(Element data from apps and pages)

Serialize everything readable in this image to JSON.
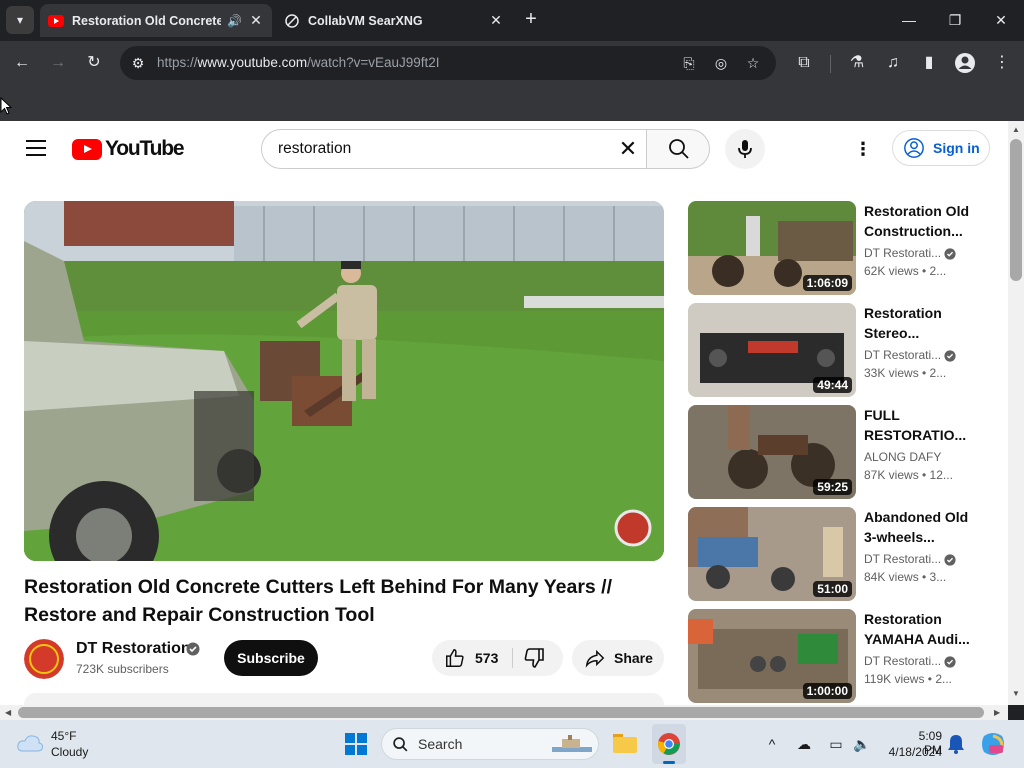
{
  "browser": {
    "tabs": [
      {
        "title": "Restoration Old Concrete C",
        "active": true
      },
      {
        "title": "CollabVM SearXNG",
        "active": false
      }
    ],
    "url": {
      "scheme": "https://",
      "host": "www.youtube.com",
      "path": "/watch?v=vEauJ99ft2I"
    }
  },
  "youtube": {
    "logo_text": "YouTube",
    "search_value": "restoration",
    "signin_label": "Sign in",
    "video": {
      "title": "Restoration Old Concrete Cutters Left Behind For Many Years // Restore and Repair Construction Tool",
      "channel": "DT Restoration",
      "subscribers": "723K subscribers",
      "subscribe_label": "Subscribe",
      "likes": "573",
      "share_label": "Share"
    },
    "recommendations": [
      {
        "title": "Restoration Old Construction...",
        "channel": "DT Restorati...",
        "verified": true,
        "meta": "62K views • 2...",
        "duration": "1:06:09"
      },
      {
        "title": "Restoration Stereo...",
        "channel": "DT Restorati...",
        "verified": true,
        "meta": "33K views • 2...",
        "duration": "49:44"
      },
      {
        "title": "FULL RESTORATIO...",
        "channel": "ALONG DAFY",
        "verified": false,
        "meta": "87K views • 12...",
        "duration": "59:25"
      },
      {
        "title": "Abandoned Old 3-wheels...",
        "channel": "DT Restorati...",
        "verified": true,
        "meta": "84K views • 3...",
        "duration": "51:00"
      },
      {
        "title": "Restoration YAMAHA Audi...",
        "channel": "DT Restorati...",
        "verified": true,
        "meta": "119K views • 2...",
        "duration": "1:00:00"
      }
    ]
  },
  "taskbar": {
    "weather_temp": "45°F",
    "weather_cond": "Cloudy",
    "search_label": "Search",
    "time": "5:09 PM",
    "date": "4/18/2024"
  },
  "colors": {
    "youtube_red": "#ff0000",
    "link_blue": "#065fd4",
    "chrome_dark": "#202124"
  }
}
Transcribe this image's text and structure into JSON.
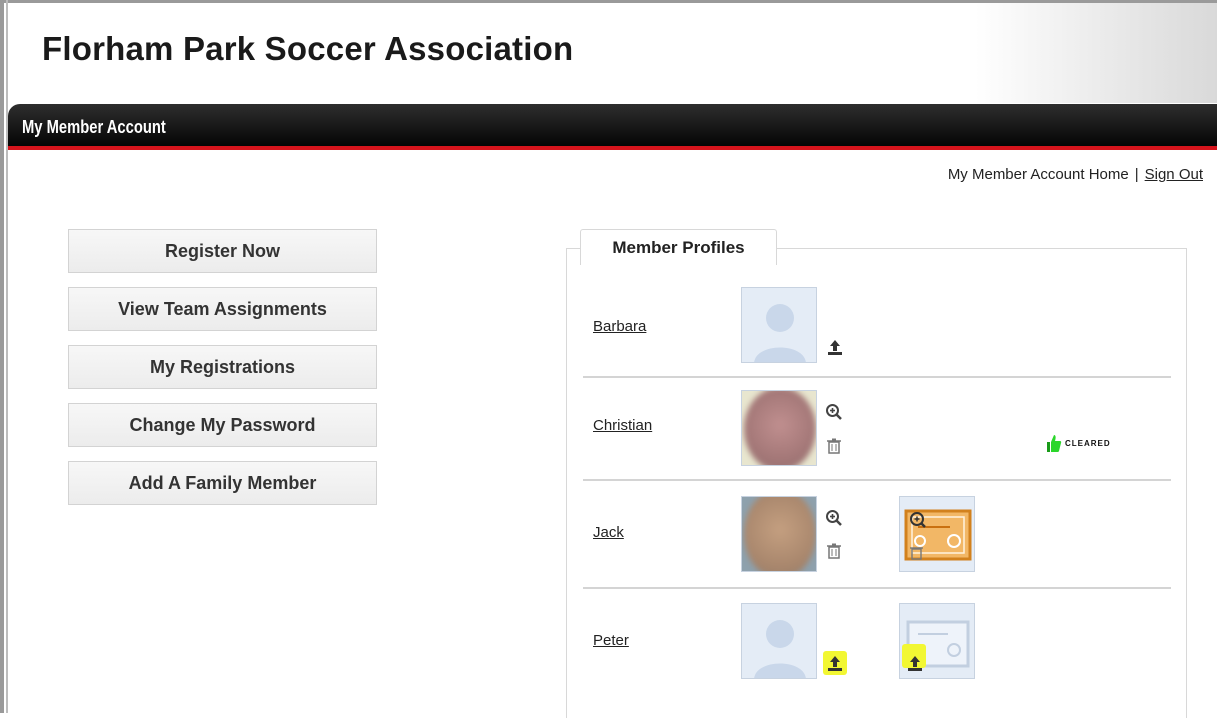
{
  "site": {
    "title": "Florham Park Soccer Association"
  },
  "bar": {
    "title": "My Member Account"
  },
  "topnav": {
    "home_label": "My Member Account Home",
    "separator": "|",
    "signout_label": "Sign Out"
  },
  "menu": {
    "register": "Register Now",
    "team_assignments": "View Team Assignments",
    "registrations": "My Registrations",
    "change_password": "Change My Password",
    "add_family": "Add A Family Member"
  },
  "profiles": {
    "tab_label": "Member Profiles",
    "members": [
      {
        "name": "Barbara"
      },
      {
        "name": "Christian",
        "badge": "CLEARED"
      },
      {
        "name": "Jack"
      },
      {
        "name": "Peter"
      }
    ]
  },
  "colors": {
    "accent_red": "#d6141c",
    "bar_dark": "#111111",
    "highlight": "#f2f733"
  }
}
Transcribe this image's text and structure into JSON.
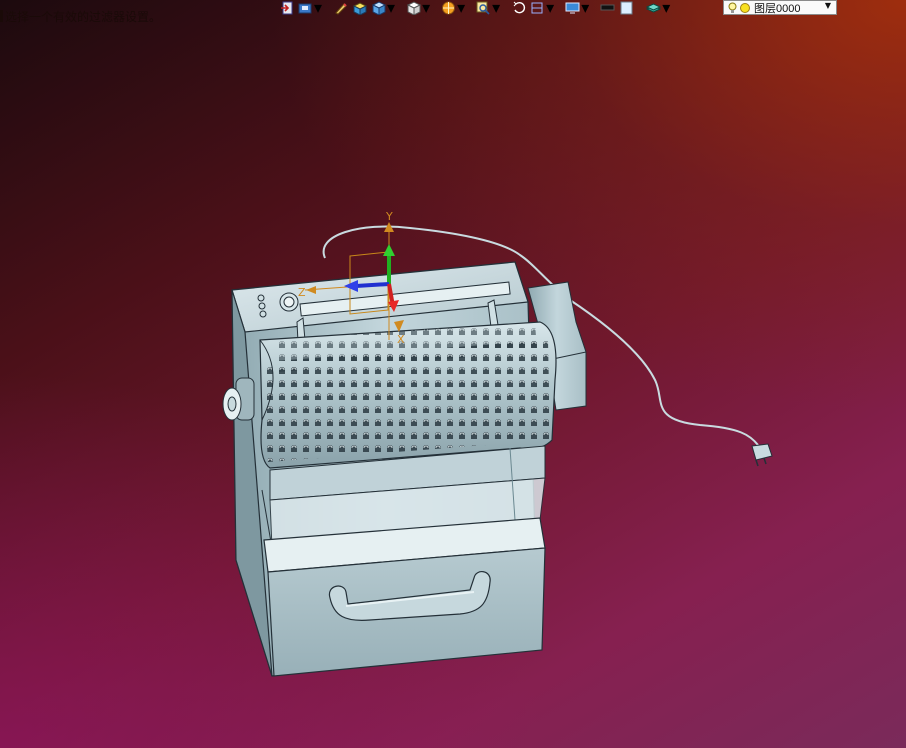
{
  "status": {
    "prompt_text": "选择一个有效的过滤器设置。"
  },
  "toolbar": {
    "icons": [
      "exit-icon",
      "tools-icon",
      "pencil-icon",
      "box-yellow-icon",
      "cube-blue-icon",
      "cube-white-icon",
      "sphere-orange-icon",
      "zoom-icon",
      "rotate-icon",
      "section-icon",
      "display-icon",
      "black-rect-icon",
      "white-rect-icon",
      "layer-stack-icon"
    ],
    "layer_combo": {
      "value": "图层0000"
    }
  },
  "viewport": {
    "triad": {
      "y_label": "Y",
      "z_label": "Z",
      "x_label": "X"
    },
    "model_colors": {
      "body": "#b8ccd2",
      "shadow": "#7e98a0",
      "highlight": "#e6f0f2",
      "edge": "#243038"
    }
  }
}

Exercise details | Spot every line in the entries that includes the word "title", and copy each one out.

Solution for this exercise |
        "title": "Restoration Old Concrete C",
        "title": "CollabVM SearXNG",
      "title": "Restoration Old Concrete Cutters Left Behind For Many Years // Restore and Repair Construction Tool",
        "title": "Restoration Old Construction...",
        "title": "Restoration Stereo...",
        "title": "FULL RESTORATIO...",
        "title": "Abandoned Old 3-wheels...",
        "title": "Restoration YAMAHA Audi...",
    "title": "Florham Park Soccer Association"
    "title": "My Member Account"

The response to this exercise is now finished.